Did they know that I was among them?

Could they hear my heart, see my breath, and hear the lonely cricket’s solo above the blowing, rustling leaves clattering against the tilted, faded headstones?

Did their wandering ghosts find it as beautiful as I did?

I shuddered in anticipation of the change to come when I heard the voice behind me, as if the very air itself had spoken:

“Are you ready?”

The anticipation turned to fright, the fright to something I couldn’t name.

The stink of him was overwhelming; his beauty, unparalleled by anything I could name.

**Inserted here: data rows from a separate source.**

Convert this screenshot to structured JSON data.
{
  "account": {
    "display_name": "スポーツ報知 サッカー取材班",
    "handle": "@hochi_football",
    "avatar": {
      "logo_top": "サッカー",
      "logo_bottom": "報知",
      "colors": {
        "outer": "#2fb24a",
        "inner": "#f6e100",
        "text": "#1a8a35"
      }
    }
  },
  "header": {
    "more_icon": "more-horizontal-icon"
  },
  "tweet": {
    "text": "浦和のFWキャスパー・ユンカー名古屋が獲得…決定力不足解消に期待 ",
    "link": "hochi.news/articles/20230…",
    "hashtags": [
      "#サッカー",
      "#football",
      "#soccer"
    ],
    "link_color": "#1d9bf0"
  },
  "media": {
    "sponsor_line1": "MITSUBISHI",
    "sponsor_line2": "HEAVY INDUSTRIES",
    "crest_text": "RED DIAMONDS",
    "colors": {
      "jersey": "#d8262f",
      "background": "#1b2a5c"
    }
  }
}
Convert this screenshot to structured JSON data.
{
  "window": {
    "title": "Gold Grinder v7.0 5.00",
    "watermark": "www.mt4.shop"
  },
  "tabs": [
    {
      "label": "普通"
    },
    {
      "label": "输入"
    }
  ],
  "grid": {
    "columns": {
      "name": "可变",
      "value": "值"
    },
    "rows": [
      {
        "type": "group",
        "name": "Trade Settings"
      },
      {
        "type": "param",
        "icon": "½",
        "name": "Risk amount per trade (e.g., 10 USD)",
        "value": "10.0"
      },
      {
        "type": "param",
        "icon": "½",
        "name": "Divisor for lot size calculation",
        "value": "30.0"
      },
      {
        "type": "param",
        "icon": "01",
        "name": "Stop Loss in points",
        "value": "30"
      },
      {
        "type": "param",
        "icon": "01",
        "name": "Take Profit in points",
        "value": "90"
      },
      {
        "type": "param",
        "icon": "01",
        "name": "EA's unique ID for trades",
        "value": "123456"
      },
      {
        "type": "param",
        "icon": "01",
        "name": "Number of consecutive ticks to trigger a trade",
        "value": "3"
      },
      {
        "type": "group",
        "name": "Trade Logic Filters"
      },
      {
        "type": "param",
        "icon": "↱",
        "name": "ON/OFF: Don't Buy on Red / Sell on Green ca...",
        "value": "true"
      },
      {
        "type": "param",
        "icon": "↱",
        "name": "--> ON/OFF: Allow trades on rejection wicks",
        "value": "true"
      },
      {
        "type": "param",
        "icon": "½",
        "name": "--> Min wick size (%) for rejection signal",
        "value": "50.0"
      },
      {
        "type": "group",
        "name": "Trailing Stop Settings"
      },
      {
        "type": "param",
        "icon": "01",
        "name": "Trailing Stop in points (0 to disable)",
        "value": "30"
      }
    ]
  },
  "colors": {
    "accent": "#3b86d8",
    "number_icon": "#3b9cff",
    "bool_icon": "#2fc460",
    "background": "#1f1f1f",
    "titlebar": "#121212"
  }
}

No doubt he knew what I thought already; he let me fall into the power of his silent, evil presence, quiet and feral, an old snake full of intelligent insanity.

I used the headstone I’d sat against to pull myself up, not trusting my legs, then brushed off what autumn detritus didn’t fall on its own, as if appearance mattered now.    I wanted to run screaming, to call him vile things, to spit in his bloody face after I beheaded him.

As he watched me struggle with myself, I sensed his patience start to crumble before the slow rise of his anger.

“Are you sure?”

His low, deep voice pierced my ears, a nail coated in honey, lethal and sweet, challenging me to defy him, laced with desire to punish me if I did.

In the silence of my trembling, looking into the jade and gold of his gleaming eyes, the tatters of my will fell to the cold, hard ground along with my bedraggled cloak.

It slipped from my shoulders, the cares of this world trapped in its filthy folds.

“Yes.”

He held out his hand

I went to him.